=== DATA LISTING ===
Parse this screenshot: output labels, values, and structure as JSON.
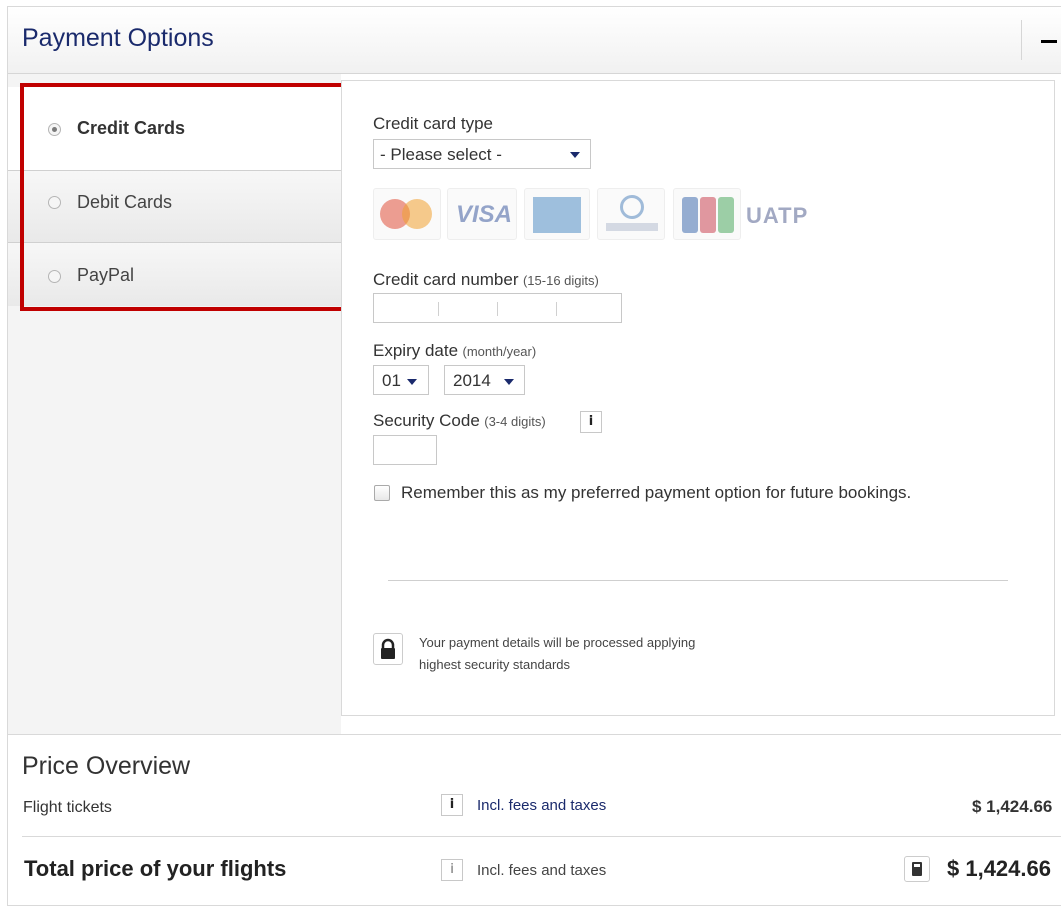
{
  "header": {
    "title": "Payment Options",
    "collapse_icon": "minus-icon"
  },
  "payment_methods": [
    {
      "label": "Credit Cards",
      "selected": true
    },
    {
      "label": "Debit Cards",
      "selected": false
    },
    {
      "label": "PayPal",
      "selected": false
    }
  ],
  "form": {
    "card_type_label": "Credit card type",
    "card_type_value": "- Please select -",
    "card_brands": [
      "MasterCard",
      "VISA",
      "American Express",
      "Diners Club International",
      "JCB",
      "UATP"
    ],
    "card_number_label": "Credit card number",
    "card_number_hint": "(15-16 digits)",
    "expiry_label": "Expiry date",
    "expiry_hint": "(month/year)",
    "expiry_month": "01",
    "expiry_year": "2014",
    "security_label": "Security Code",
    "security_hint": "(3-4 digits)",
    "info_glyph": "i",
    "remember_label": "Remember this as my preferred payment option for future bookings.",
    "remember_checked": false,
    "security_note_line1": "Your payment details will be processed applying",
    "security_note_line2": "highest security standards"
  },
  "price_overview": {
    "title": "Price Overview",
    "rows": [
      {
        "label": "Flight tickets",
        "note": "Incl. fees and taxes",
        "amount": "$ 1,424.66"
      },
      {
        "label": "Total price of your flights",
        "note": "Incl. fees and taxes",
        "amount": "$ 1,424.66"
      }
    ]
  },
  "colors": {
    "accent": "#1a2a6c",
    "highlight": "#c00000",
    "visa": "#1a3d8f",
    "mastercard_red": "#e0503a",
    "mastercard_orange": "#f0a030"
  }
}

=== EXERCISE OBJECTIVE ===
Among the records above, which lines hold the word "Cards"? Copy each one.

=== SOLUTION FOR THIS EXERCISE ===
      "label": "Credit Cards",
      "label": "Debit Cards",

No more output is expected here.